Some people are not keen on partin’ with their partans.

Re: “A man who carries a cat by the tail learns something he can learn in no other way?”

Weejie, I agree with you to a large extent. The legend about the king´s lisp and his courtier´s copying him is about as reliable as Seamus Ennis´s stories about tune names and the little people ! Although the idea of courtiers imitating a king´s style (clothes, speech, mannerisms, etc) in order to curry favour with him is not so far fetched as all that.

I´m intrigued as to how linguists could date the introduction of ceceo to the 16C. Apart from the obvious fact that no recordings exist, spelling was (and perhaps still is) notoriously unreliable as a guide to pronunciation.

Re: “A man who carries a cat by the tail learns something he can learn in no other way?”

Thanks to CreadurMawnOrganig and others for putting me right on Spanish pronunciation! Also the lairy tale of the origins of the Spanish lisp:

("Sometime in the distant past, there was a Spanish king who had a lisp. As a mark of deference to their leader, all his courtiers were obliged to speak the way he did. In due course, this became the standard pronunciation within the Spanish aristocracy, and then, over generations, it filtered through into the vernacular.")

There’s the same tale about the throatal Northumberland ‘r’ - or rather, "hrhrhrhrhrrrh…" A Duke of Northumberland in the back whenever had this peculiarity of speech and again, this was adopted out of deference by those around him.

North-Eastern folk tales are often manifestly off-the-peg versions of widespread fables whose relationship with local fact is casual or non-existent. The one about the Northumbrian ‘r’ is probably in this category.

But often enough, one can never quite know!

Re: “A man who carries a cat by the tail learns something he can learn in no other way?”

There are places in Spain where they don’t ‘lisp’. Try tuning into one of those football programmes where they go round each stadium getting an update on the match from a local reporter.

(I don’ t watch football, but I was once in Spanish bar that had the telly on)

Re: “A man who carries a cat by the tail learns something he can learn in no other way?”

[*What have YOU learned the hard way by visiting sessions?*]

• A bad night in a session is still better than a good day at work.

• If you start up The Rakes of Mallow and nobody plays along, it’s not because no one knows it.

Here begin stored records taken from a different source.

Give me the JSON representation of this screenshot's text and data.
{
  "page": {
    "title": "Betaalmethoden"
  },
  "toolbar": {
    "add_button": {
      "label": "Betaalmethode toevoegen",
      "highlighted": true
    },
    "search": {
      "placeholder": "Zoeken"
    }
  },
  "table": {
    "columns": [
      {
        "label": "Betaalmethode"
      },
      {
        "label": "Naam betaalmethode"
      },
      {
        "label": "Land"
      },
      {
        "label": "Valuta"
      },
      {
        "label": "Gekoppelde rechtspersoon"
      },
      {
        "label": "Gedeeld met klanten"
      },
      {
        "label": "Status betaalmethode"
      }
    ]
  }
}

• It’s not how many tunes you know, it’s how many you play well

Re: “A man who carries a cat by the tail learns something he can learn in no other way?”

"• A bad night in a session is still better than a good day at work…"

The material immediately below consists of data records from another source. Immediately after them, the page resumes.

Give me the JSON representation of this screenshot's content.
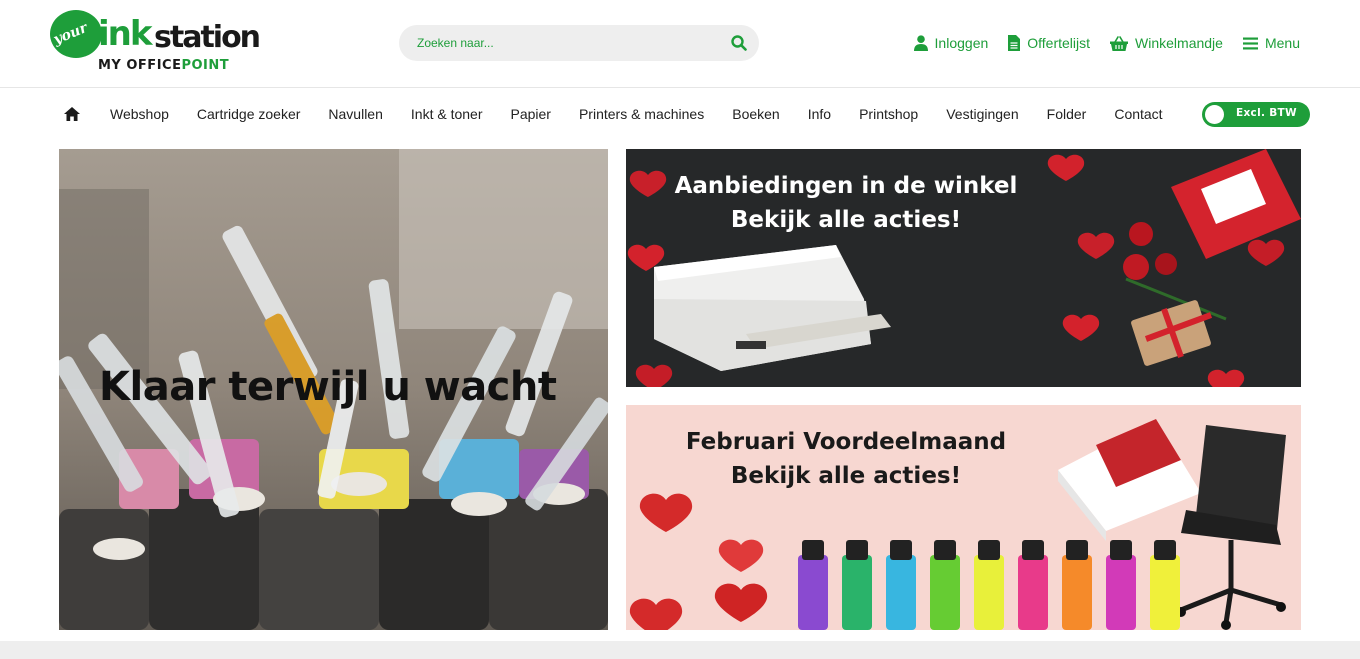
{
  "brand": {
    "logo_your": "your",
    "logo_ink": "ink",
    "logo_station": "station",
    "logo_sub_my_office": "MY OFFICE",
    "logo_sub_point": "POINT",
    "green": "#1e9e3a"
  },
  "search": {
    "placeholder": "Zoeken naar..."
  },
  "actions": [
    {
      "label": "Inloggen",
      "icon": "user-icon"
    },
    {
      "label": "Offertelijst",
      "icon": "document-icon"
    },
    {
      "label": "Winkelmandje",
      "icon": "basket-icon"
    },
    {
      "label": "Menu",
      "icon": "hamburger-icon"
    }
  ],
  "nav": {
    "home_icon": "home-icon",
    "items": [
      "Webshop",
      "Cartridge zoeker",
      "Navullen",
      "Inkt & toner",
      "Papier",
      "Printers & machines",
      "Boeken",
      "Info",
      "Printshop",
      "Vestigingen",
      "Folder",
      "Contact"
    ],
    "vat_toggle_label": "Excl. BTW"
  },
  "banners": {
    "refill": {
      "headline": "Klaar terwijl u wacht"
    },
    "store_offers": {
      "line1": "Aanbiedingen in de winkel",
      "line2": "Bekijk alle acties!"
    },
    "february": {
      "line1": "Februari Voordeelmaand",
      "line2": "Bekijk alle acties!"
    }
  }
}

I’m not so sure about that one!

Perhaps your session consists of trad gods who unconditionally welcome your presence, and a bad night is merely one when you start a set and fluff it…:-).